The CDC updated its coronavirus response guidelines to clarify the link between overweight and complications.

The U.S. Centers for Disease Control and Prevention (CDC) recently updated its coronavirus response guidelines, a process we’ve seen many times this year. When new and reliable information surrounding COVID-19 is confirmed, the agency updates the information it releases to the public. However, the updates are not always obvious, for example, the CDC has been adding coronavirus symptoms to the list in recent months without any announcements. Other updates are more controversial, such as proposals for COVID-19 contact testing, or warnings of air transmission routes that are published in advance and then withdrawn.

The CDC updated its coronavirus response guidelines to clarify the link between overweight and complications.

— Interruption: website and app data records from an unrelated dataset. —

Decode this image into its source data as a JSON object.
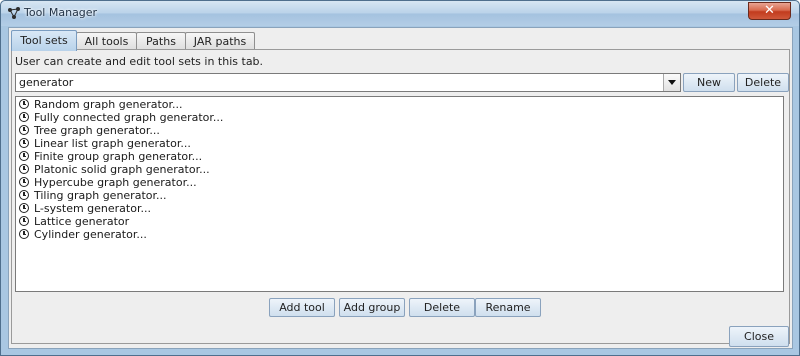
{
  "window": {
    "title": "Tool Manager",
    "close_glyph": "✕"
  },
  "tabs": [
    {
      "label": "Tool sets",
      "active": true
    },
    {
      "label": "All tools",
      "active": false
    },
    {
      "label": "Paths",
      "active": false
    },
    {
      "label": "JAR paths",
      "active": false
    }
  ],
  "description": "User can create and edit tool sets in this tab.",
  "toolset_combo": {
    "value": "generator"
  },
  "top_buttons": {
    "new": "New",
    "delete": "Delete"
  },
  "tools": [
    "Random graph generator...",
    "Fully connected graph generator...",
    "Tree graph generator...",
    "Linear list graph generator...",
    "Finite group graph generator...",
    "Platonic solid graph generator...",
    "Hypercube graph generator...",
    "Tiling graph generator...",
    "L-system generator...",
    "Lattice generator",
    "Cylinder generator..."
  ],
  "bottom_buttons": {
    "add_tool": "Add tool",
    "add_group": "Add group",
    "delete": "Delete",
    "rename": "Rename"
  },
  "close_button": "Close",
  "icons": {
    "app": "graph-app-icon",
    "tool": "clock-icon"
  }
}
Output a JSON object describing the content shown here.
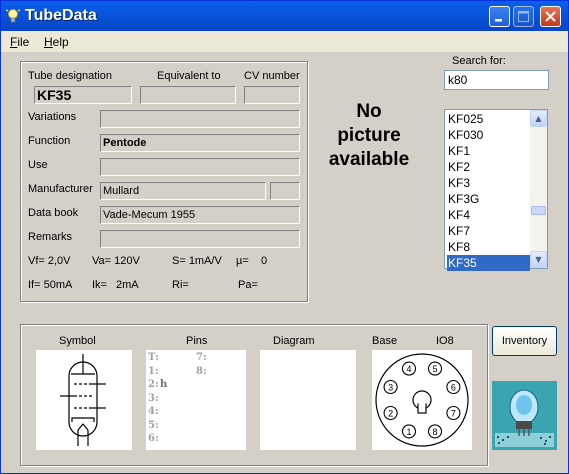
{
  "window": {
    "title": "TubeData"
  },
  "menu": [
    "File",
    "Help"
  ],
  "headers": {
    "tube_designation": "Tube designation",
    "equivalent_to": "Equivalent to",
    "cv_number": "CV number"
  },
  "fields": {
    "tube_designation": "KF35",
    "equivalent_to": "",
    "cv_number": "",
    "variations_label": "Variations",
    "variations": "",
    "function_label": "Function",
    "function": "Pentode",
    "use_label": "Use",
    "use": "",
    "manufacturer_label": "Manufacturer",
    "manufacturer": "Mullard",
    "manufacturer_extra": "",
    "databook_label": "Data book",
    "databook": "Vade-Mecum 1955",
    "remarks_label": "Remarks",
    "remarks": ""
  },
  "params": {
    "vf": "Vf= 2,0V",
    "va": "Va= 120V",
    "s": "S= 1mA/V",
    "mu": "µ=",
    "mu_val": "0",
    "if": "If= 50mA",
    "ik": "Ik=",
    "ik_val": "2mA",
    "ri": "Ri=",
    "pa": "Pa="
  },
  "picture": {
    "line1": "No",
    "line2": "picture",
    "line3": "available"
  },
  "search": {
    "label": "Search for:",
    "value": "k80"
  },
  "list": {
    "items": [
      "KF025",
      "KF030",
      "KF1",
      "KF2",
      "KF3",
      "KF3G",
      "KF4",
      "KF7",
      "KF8",
      "KF35"
    ],
    "selected": "KF35"
  },
  "bottom": {
    "symbol_label": "Symbol",
    "pins_label": "Pins",
    "diagram_label": "Diagram",
    "base_label": "Base",
    "base_type": "IO8",
    "pins": [
      {
        "n": "T:",
        "v": ""
      },
      {
        "n": "1:",
        "v": ""
      },
      {
        "n": "2:",
        "v": "h"
      },
      {
        "n": "3:",
        "v": ""
      },
      {
        "n": "4:",
        "v": ""
      },
      {
        "n": "5:",
        "v": ""
      },
      {
        "n": "6:",
        "v": ""
      },
      {
        "n": "7:",
        "v": ""
      },
      {
        "n": "8:",
        "v": ""
      }
    ],
    "base_pins": [
      "1",
      "2",
      "3",
      "4",
      "5",
      "6",
      "7",
      "8"
    ]
  },
  "inventory": {
    "label": "Inventory"
  }
}
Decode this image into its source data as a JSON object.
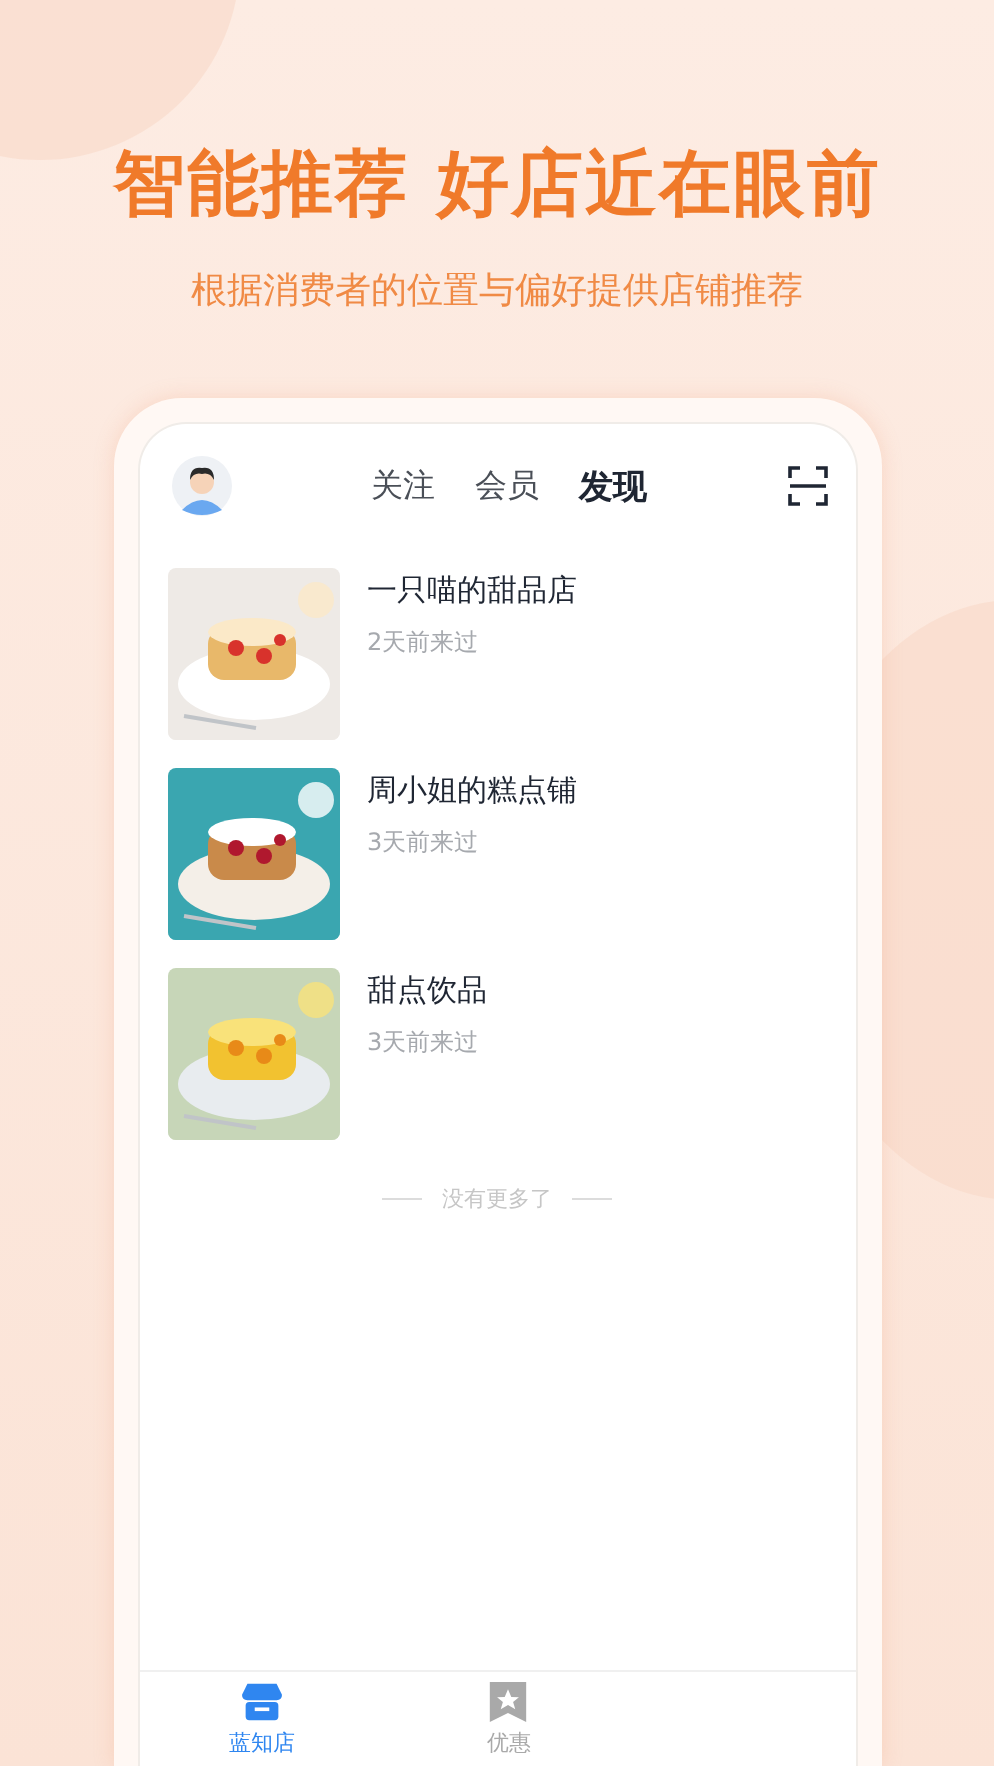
{
  "headline": "智能推荐 好店近在眼前",
  "subtitle": "根据消费者的位置与偏好提供店铺推荐",
  "tabs": [
    {
      "label": "关注",
      "selected": false
    },
    {
      "label": "会员",
      "selected": false
    },
    {
      "label": "发现",
      "selected": true
    }
  ],
  "shops": [
    {
      "name": "一只喵的甜品店",
      "visited": "2天前来过"
    },
    {
      "name": "周小姐的糕点铺",
      "visited": "3天前来过"
    },
    {
      "name": "甜点饮品",
      "visited": "3天前来过"
    }
  ],
  "end_note": "没有更多了",
  "bottom_nav": [
    {
      "label": "蓝知店",
      "selected": true
    },
    {
      "label": "优惠",
      "selected": false
    }
  ]
}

The CDC’s latest and quietly added information on its page is the most needed data for Americans, as as many as two-thirds of Americans may be involved in the problem, which carries the risk of serious coronavirus complications, all because of the extra weight.

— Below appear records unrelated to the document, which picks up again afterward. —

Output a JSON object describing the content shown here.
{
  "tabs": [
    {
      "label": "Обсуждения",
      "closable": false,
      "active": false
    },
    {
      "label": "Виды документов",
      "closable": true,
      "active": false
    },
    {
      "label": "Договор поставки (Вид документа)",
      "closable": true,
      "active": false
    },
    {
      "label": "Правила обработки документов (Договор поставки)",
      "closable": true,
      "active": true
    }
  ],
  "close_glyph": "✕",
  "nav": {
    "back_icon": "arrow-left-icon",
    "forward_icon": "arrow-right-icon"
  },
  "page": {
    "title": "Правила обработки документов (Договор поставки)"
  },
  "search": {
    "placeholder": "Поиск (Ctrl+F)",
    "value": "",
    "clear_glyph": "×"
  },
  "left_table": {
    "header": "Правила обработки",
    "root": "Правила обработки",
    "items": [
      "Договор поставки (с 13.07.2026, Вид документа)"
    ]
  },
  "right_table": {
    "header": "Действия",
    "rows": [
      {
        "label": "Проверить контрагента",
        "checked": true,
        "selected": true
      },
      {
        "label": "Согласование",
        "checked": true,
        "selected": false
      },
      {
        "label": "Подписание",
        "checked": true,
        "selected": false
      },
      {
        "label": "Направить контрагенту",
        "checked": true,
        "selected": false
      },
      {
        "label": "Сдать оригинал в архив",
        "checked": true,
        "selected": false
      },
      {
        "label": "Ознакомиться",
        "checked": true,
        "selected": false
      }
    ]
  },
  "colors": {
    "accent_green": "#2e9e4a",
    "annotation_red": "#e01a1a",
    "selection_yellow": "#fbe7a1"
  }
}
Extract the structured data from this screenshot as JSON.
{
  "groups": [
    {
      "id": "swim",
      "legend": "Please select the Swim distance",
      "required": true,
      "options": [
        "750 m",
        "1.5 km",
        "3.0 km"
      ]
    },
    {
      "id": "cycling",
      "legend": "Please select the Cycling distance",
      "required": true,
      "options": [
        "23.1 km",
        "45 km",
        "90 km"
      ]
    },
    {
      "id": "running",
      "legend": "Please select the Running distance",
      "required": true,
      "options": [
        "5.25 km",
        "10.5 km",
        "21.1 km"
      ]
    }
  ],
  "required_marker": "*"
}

The CDC on Tuesday revised the COVID-19 guidelines and looked at the relationship between weight and the severity of COVID-19, Bloomberg reported. Several studies have shown that obese people are at higher risk of complications, especially men who may not have other obvious conditions. Weight is also a sensitive topic in terms of vaccine efficacy. Overweight people may not respond as well to vaccines as others, whether coronavirus or other vaccines.

After updating its response guidelines, the CDC now says it’s not just obese people who are at risk of severe COVID-19 cases. According to the update, people who are generally overweight may also be at risk. The warning means that about two-thirds of Americans could be at risk.

According to CDC data on obesity and weight, 40 percent of U.S. adults are obese and 32 percent are overweight. The data comes from a 2018 study. The greater the weight, the higher the risk of developing severe COVID-19 that requires hospitalization. The higher the body mass index (BMI), the higher the risk of death. The BMI formula measures the fat ratio by taking into account a person’s weight and height, and a value above 30 can be diagnosed as obese.

The CDC’s COVID-19 risk guidelines say obesity (BMI between 30 and 40) and severe obesity (BMI over 40) are conditions associated with an increased risk of severe COVID-19. “Based on what we know so far, adults of any age may increase their risk of serious diseases that cause coVID-19 virus.” Overweight people (BMI between 25 and 30) are now listed as at risk, the guidelines read.